* **ABOUT THIS EXERCISE**
The entries should be restated word for word.

Stored data
*** Begin section ***

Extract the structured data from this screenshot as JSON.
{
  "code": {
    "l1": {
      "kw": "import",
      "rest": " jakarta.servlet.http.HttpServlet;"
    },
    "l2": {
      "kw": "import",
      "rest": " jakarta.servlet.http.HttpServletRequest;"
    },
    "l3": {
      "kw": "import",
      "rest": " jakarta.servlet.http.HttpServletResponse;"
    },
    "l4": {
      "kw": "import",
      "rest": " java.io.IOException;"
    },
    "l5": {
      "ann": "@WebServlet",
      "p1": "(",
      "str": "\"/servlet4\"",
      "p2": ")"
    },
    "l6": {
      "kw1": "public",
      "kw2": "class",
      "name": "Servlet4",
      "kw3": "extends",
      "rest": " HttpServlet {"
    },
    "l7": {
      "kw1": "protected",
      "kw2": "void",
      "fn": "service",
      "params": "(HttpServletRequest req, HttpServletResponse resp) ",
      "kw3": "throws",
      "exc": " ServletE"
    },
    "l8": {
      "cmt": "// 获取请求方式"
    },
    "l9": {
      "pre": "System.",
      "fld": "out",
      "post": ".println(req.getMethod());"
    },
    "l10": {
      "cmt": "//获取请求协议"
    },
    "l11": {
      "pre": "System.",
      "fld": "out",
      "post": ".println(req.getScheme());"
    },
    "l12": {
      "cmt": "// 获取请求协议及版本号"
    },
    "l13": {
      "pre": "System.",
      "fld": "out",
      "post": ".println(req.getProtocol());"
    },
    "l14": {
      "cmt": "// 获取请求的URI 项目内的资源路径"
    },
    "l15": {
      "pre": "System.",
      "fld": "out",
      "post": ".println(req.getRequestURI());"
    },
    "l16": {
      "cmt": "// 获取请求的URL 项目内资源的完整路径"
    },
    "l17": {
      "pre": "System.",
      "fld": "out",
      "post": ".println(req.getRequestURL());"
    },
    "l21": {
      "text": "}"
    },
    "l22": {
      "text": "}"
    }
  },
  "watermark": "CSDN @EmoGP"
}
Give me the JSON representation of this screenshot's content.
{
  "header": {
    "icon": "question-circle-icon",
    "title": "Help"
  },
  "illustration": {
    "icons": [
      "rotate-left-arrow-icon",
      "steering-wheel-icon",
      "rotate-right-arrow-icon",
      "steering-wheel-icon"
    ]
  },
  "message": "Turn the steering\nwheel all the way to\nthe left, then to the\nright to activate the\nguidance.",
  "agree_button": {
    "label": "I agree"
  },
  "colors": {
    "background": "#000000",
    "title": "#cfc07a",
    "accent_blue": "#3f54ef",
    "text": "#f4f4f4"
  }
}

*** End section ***

* **TASK OUTPUT**
Extract the structured data from this screenshot as JSON.
{
  "code": {
    "l1": {
      "kw": "import",
      "rest": " jakarta.servlet.http.HttpServlet;"
    },
    "l2": {
      "kw": "import",
      "rest": " jakarta.servlet.http.HttpServletRequest;"
    },
    "l3": {
      "kw": "import",
      "rest": " jakarta.servlet.http.HttpServletResponse;"
    },
    "l4": {
      "kw": "import",
      "rest": " java.io.IOException;"
    },
    "l5": {
      "ann": "@WebServlet",
      "p1": "(",
      "str": "\"/servlet4\"",
      "p2": ")"
    },
    "l6": {
      "kw1": "public",
      "kw2": "class",
      "name": "Servlet4",
      "kw3": "extends",
      "rest": " HttpServlet {"
    },
    "l7": {
      "kw1": "protected",
      "kw2": "void",
      "fn": "service",
      "params": "(HttpServletRequest req, HttpServletResponse resp) ",
      "kw3": "throws",
      "exc": " ServletE"
    },
    "l8": {
      "cmt": "// 获取请求方式"
    },
    "l9": {
      "pre": "System.",
      "fld": "out",
      "post": ".println(req.getMethod());"
    },
    "l10": {
      "cmt": "//获取请求协议"
    },
    "l11": {
      "pre": "System.",
      "fld": "out",
      "post": ".println(req.getScheme());"
    },
    "l12": {
      "cmt": "// 获取请求协议及版本号"
    },
    "l13": {
      "pre": "System.",
      "fld": "out",
      "post": ".println(req.getProtocol());"
    },
    "l14": {
      "cmt": "// 获取请求的URI 项目内的资源路径"
    },
    "l15": {
      "pre": "System.",
      "fld": "out",
      "post": ".println(req.getRequestURI());"
    },
    "l16": {
      "cmt": "// 获取请求的URL 项目内资源的完整路径"
    },
    "l17": {
      "pre": "System.",
      "fld": "out",
      "post": ".println(req.getRequestURL());"
    },
    "l21": {
      "text": "}"
    },
    "l22": {
      "text": "}"
    }
  },
  "watermark": "CSDN @EmoGP"
}
Give me the JSON representation of this screenshot's content.
{
  "header": {
    "icon": "question-circle-icon",
    "title": "Help"
  },
  "illustration": {
    "icons": [
      "rotate-left-arrow-icon",
      "steering-wheel-icon",
      "rotate-right-arrow-icon",
      "steering-wheel-icon"
    ]
  },
  "message": "Turn the steering\nwheel all the way to\nthe left, then to the\nright to activate the\nguidance.",
  "agree_button": {
    "label": "I agree"
  },
  "colors": {
    "background": "#000000",
    "title": "#cfc07a",
    "accent_blue": "#3f54ef",
    "text": "#f4f4f4"
  }
}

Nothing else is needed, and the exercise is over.